However, many early users were convinced of ELIZA’s intelligence and understanding, despite Weizenbaum’s insistence to the contrary.In January 2018, the twelfth episode of the American sitcom Young Sheldon starred the protagonist "conversing" with ELIZA, hoping to resolve a domestic issue.Created to demonstrate the superficiality of communication between humans and machines, Eliza simulated conversation by using a 'pattern matching' and substitution methodology that gave users an illusion of understanding on the part of the program, but had no built in framework for contextualizing events.Directives on how to interact were provided by 'scripts', written originally in MAD-Slip, which allowed ELIZA to process user inputs and engage in discourse following the rules and directions of the script.ELIZA starts its process of responding to an input by a user by first examining the text input for a ‘keyword’.
The example that Weizenbaum gives is the input “I are very helpful” (remembering that “I” is “You” transformed), which is broken into (1) empty (2) I (3) are (4) very helpful.
ELIZA's creator, Weizenbaum regarded the program as a method to show the superficiality of communication between man and machine, but was surprised by the number of individuals who attributed human-like feelings to the computer program, including Weizenbaum’s secretary.
Many academics believed that the program would be able to positively influence the lives of many people, particularly those suffering from psychological issues and that it could aid doctors working on such patients’ treatment.
First, the input is reviewed for syntactical patterns in order to establish the minimal context necessary to respond.

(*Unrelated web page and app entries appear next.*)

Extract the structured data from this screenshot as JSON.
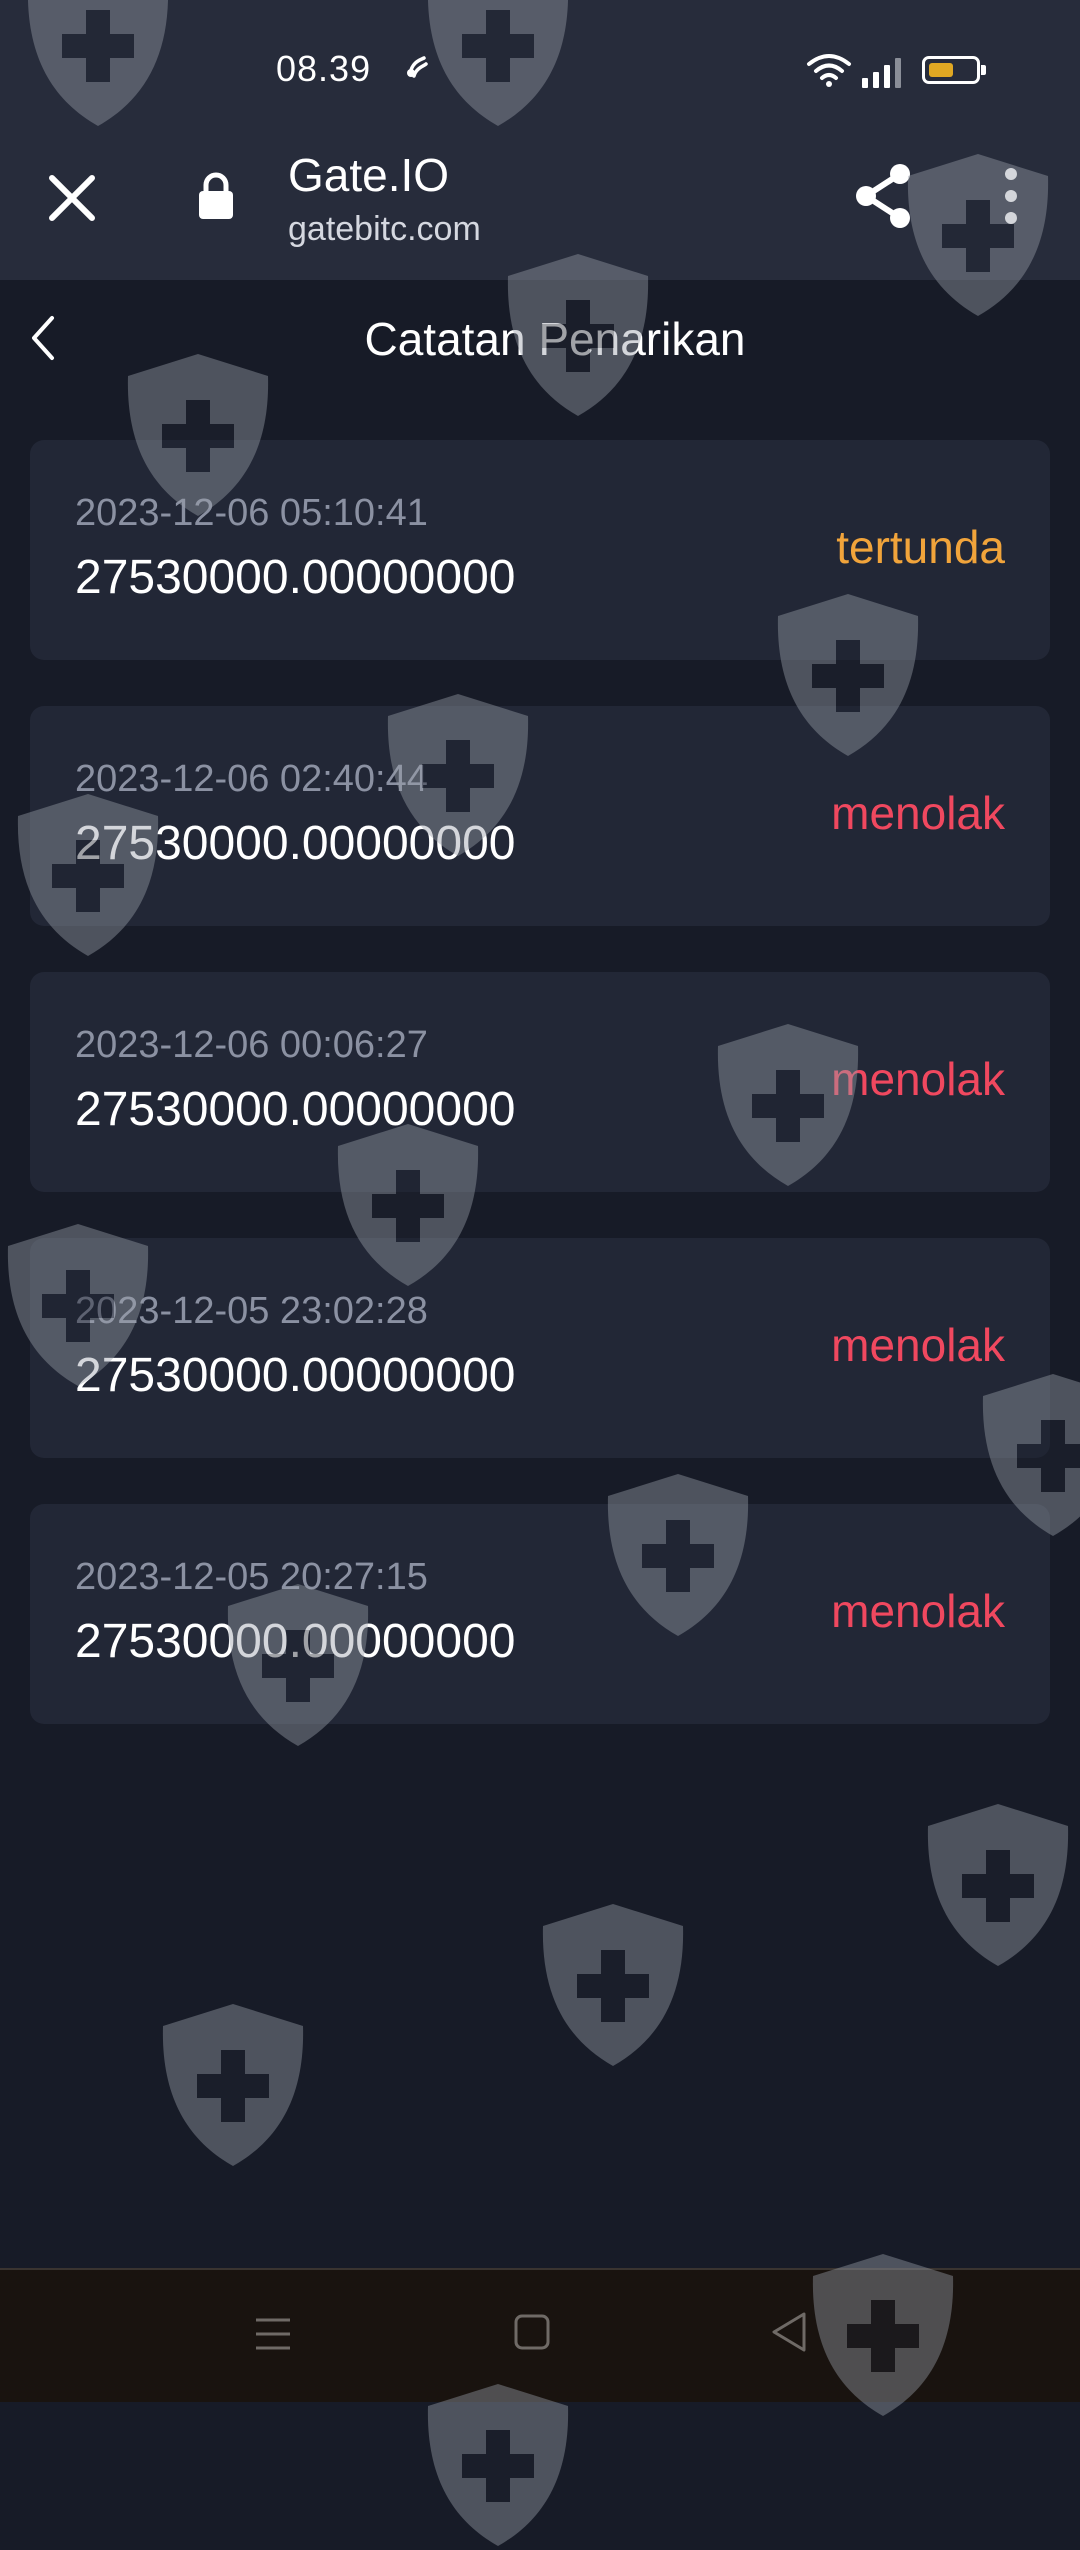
{
  "status_bar": {
    "time": "08.39",
    "icons": [
      "notification-icon",
      "wifi-icon",
      "signal-icon",
      "battery-icon"
    ],
    "battery_level": 0.55,
    "battery_color": "#e0a823"
  },
  "browser": {
    "title": "Gate.IO",
    "url": "gatebitc.com",
    "icons": [
      "close-icon",
      "lock-icon",
      "share-icon",
      "more-icon"
    ]
  },
  "page": {
    "title": "Catatan Penarikan",
    "back_icon": "chevron-left-icon"
  },
  "colors": {
    "pending": "#f1a43b",
    "rejected": "#f0485f",
    "card_bg": "#222736",
    "page_bg": "#171b27"
  },
  "records": [
    {
      "time": "2023-12-06 05:10:41",
      "amount": "27530000.00000000",
      "status": "tertunda",
      "status_type": "pending"
    },
    {
      "time": "2023-12-06 02:40:44",
      "amount": "27530000.00000000",
      "status": "menolak",
      "status_type": "rejected"
    },
    {
      "time": "2023-12-06 00:06:27",
      "amount": "27530000.00000000",
      "status": "menolak",
      "status_type": "rejected"
    },
    {
      "time": "2023-12-05 23:02:28",
      "amount": "27530000.00000000",
      "status": "menolak",
      "status_type": "rejected"
    },
    {
      "time": "2023-12-05 20:27:15",
      "amount": "27530000.00000000",
      "status": "menolak",
      "status_type": "rejected"
    }
  ],
  "nav_bar": {
    "icons": [
      "menu-icon",
      "home-icon",
      "back-icon"
    ]
  },
  "watermark_icon": "shield-cross-icon"
}
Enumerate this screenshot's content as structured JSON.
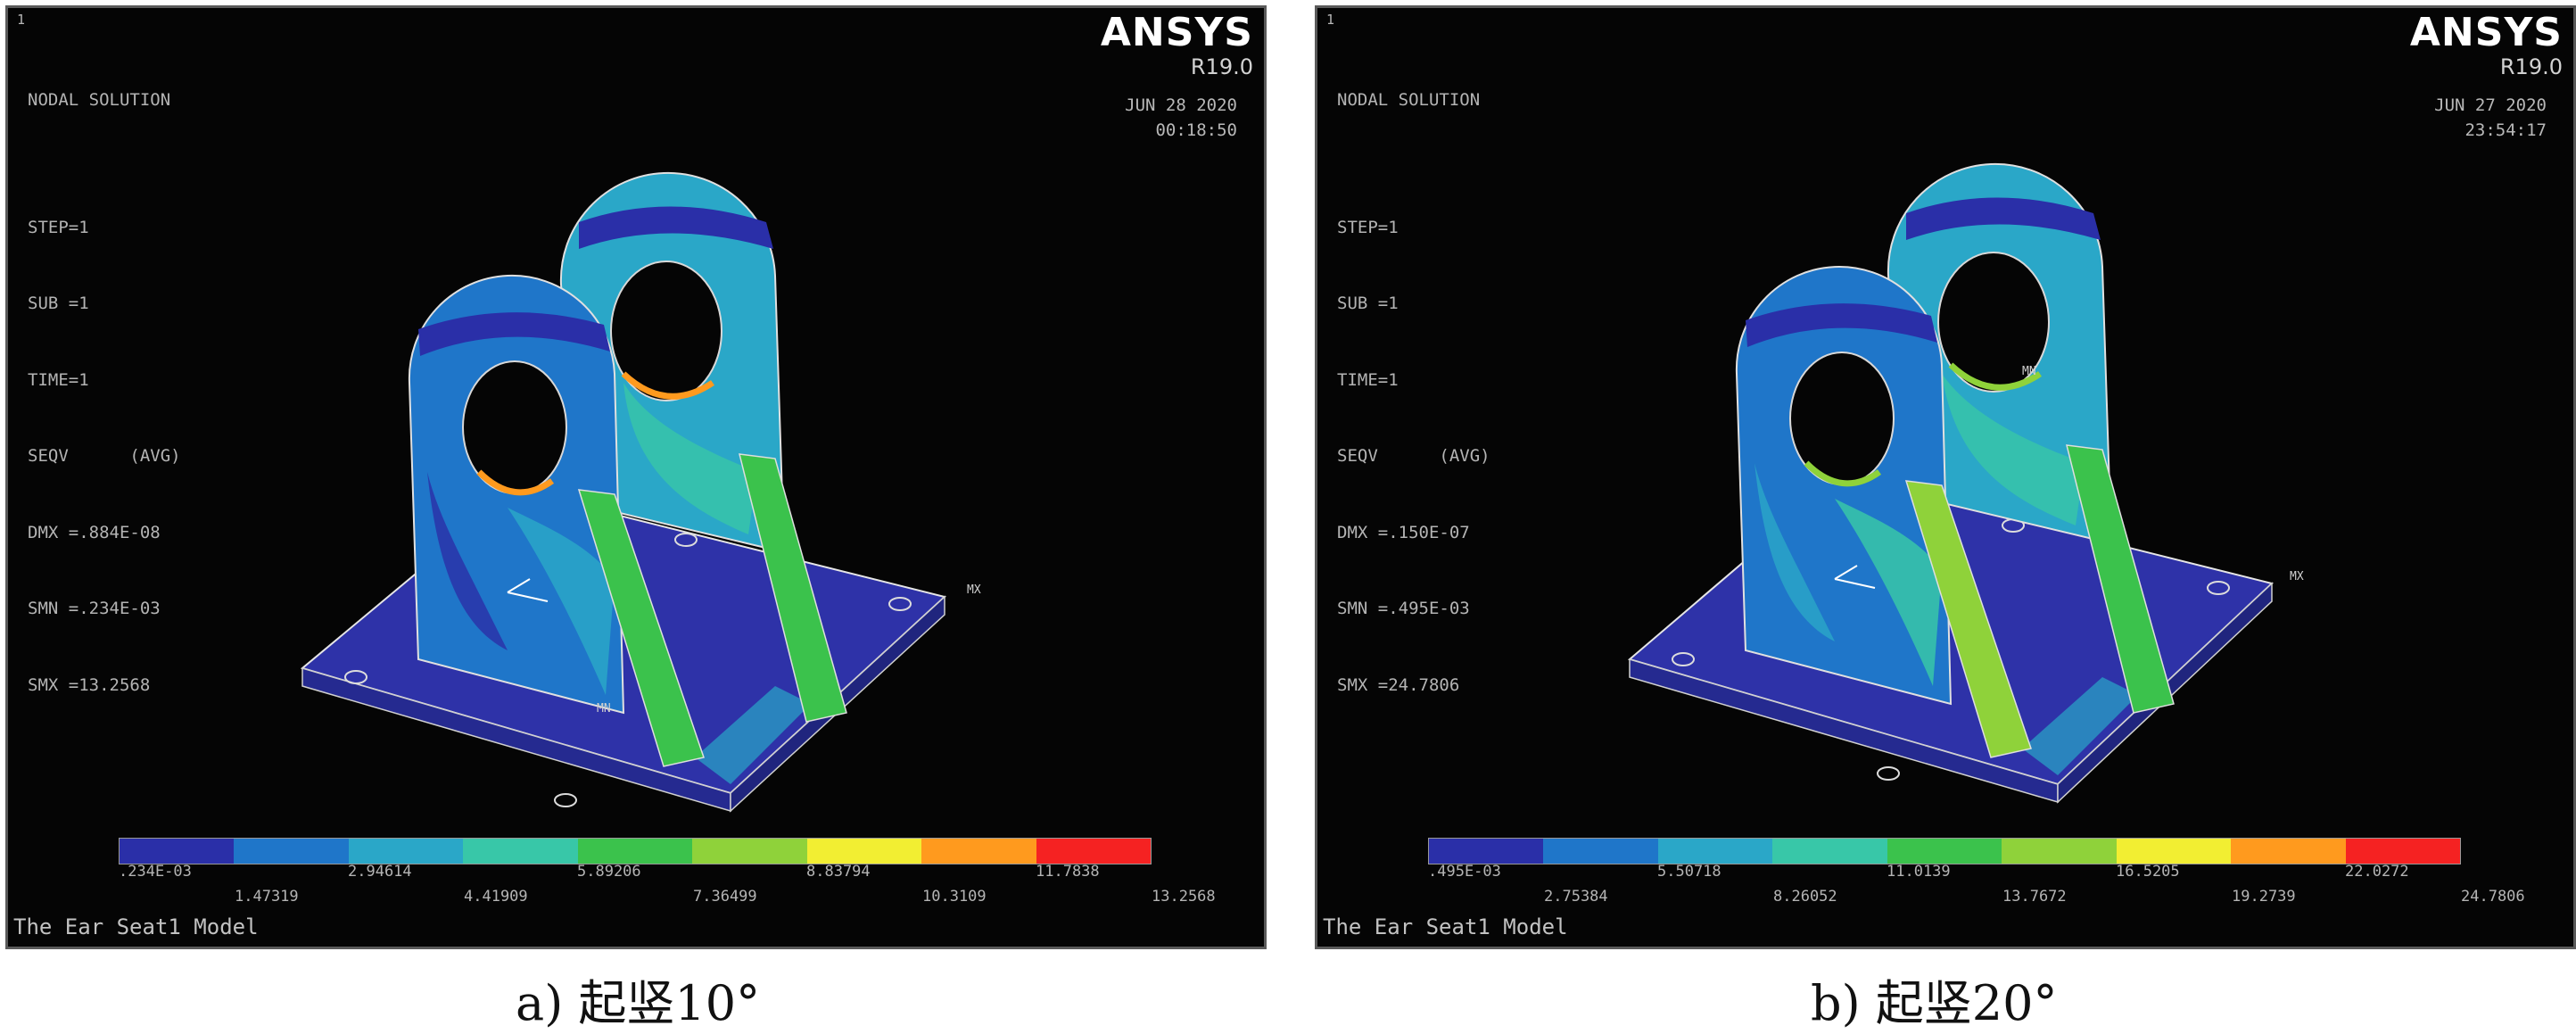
{
  "colors": {
    "background": "#050505",
    "contour": [
      "#2a2fa8",
      "#1f76c9",
      "#2aa7c8",
      "#38c7a8",
      "#3bc24c",
      "#8fd23a",
      "#f2ee32",
      "#ff9a1e",
      "#f52222"
    ]
  },
  "panels": [
    {
      "corner_number": "1",
      "info_lines": [
        "NODAL SOLUTION",
        "",
        "STEP=1",
        "SUB =1",
        "TIME=1",
        "SEQV      (AVG)",
        "DMX =.884E-08",
        "SMN =.234E-03",
        "SMX =13.2568"
      ],
      "brand": "ANSYS",
      "version": "R19.0",
      "date": "JUN 28 2020",
      "time": "00:18:50",
      "mx": "MX",
      "mn": "MN",
      "legend_top": [
        ".234E-03",
        "2.94614",
        "5.89206",
        "8.83794",
        "11.7838"
      ],
      "legend_bottom": [
        "1.47319",
        "4.41909",
        "7.36499",
        "10.3109",
        "13.2568"
      ],
      "model_title": "The Ear Seat1 Model",
      "caption": "a) 起竖10°"
    },
    {
      "corner_number": "1",
      "info_lines": [
        "NODAL SOLUTION",
        "",
        "STEP=1",
        "SUB =1",
        "TIME=1",
        "SEQV      (AVG)",
        "DMX =.150E-07",
        "SMN =.495E-03",
        "SMX =24.7806"
      ],
      "brand": "ANSYS",
      "version": "R19.0",
      "date": "JUN 27 2020",
      "time": "23:54:17",
      "mx": "MX",
      "mn": "MN",
      "legend_top": [
        ".495E-03",
        "5.50718",
        "11.0139",
        "16.5205",
        "22.0272"
      ],
      "legend_bottom": [
        "2.75384",
        "8.26052",
        "13.7672",
        "19.2739",
        "24.7806"
      ],
      "model_title": "The Ear Seat1 Model",
      "caption": "b) 起竖20°"
    }
  ]
}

Using the keywords and other nearby words from the input, different disassembly rules are tested until an appropriate pattern is found.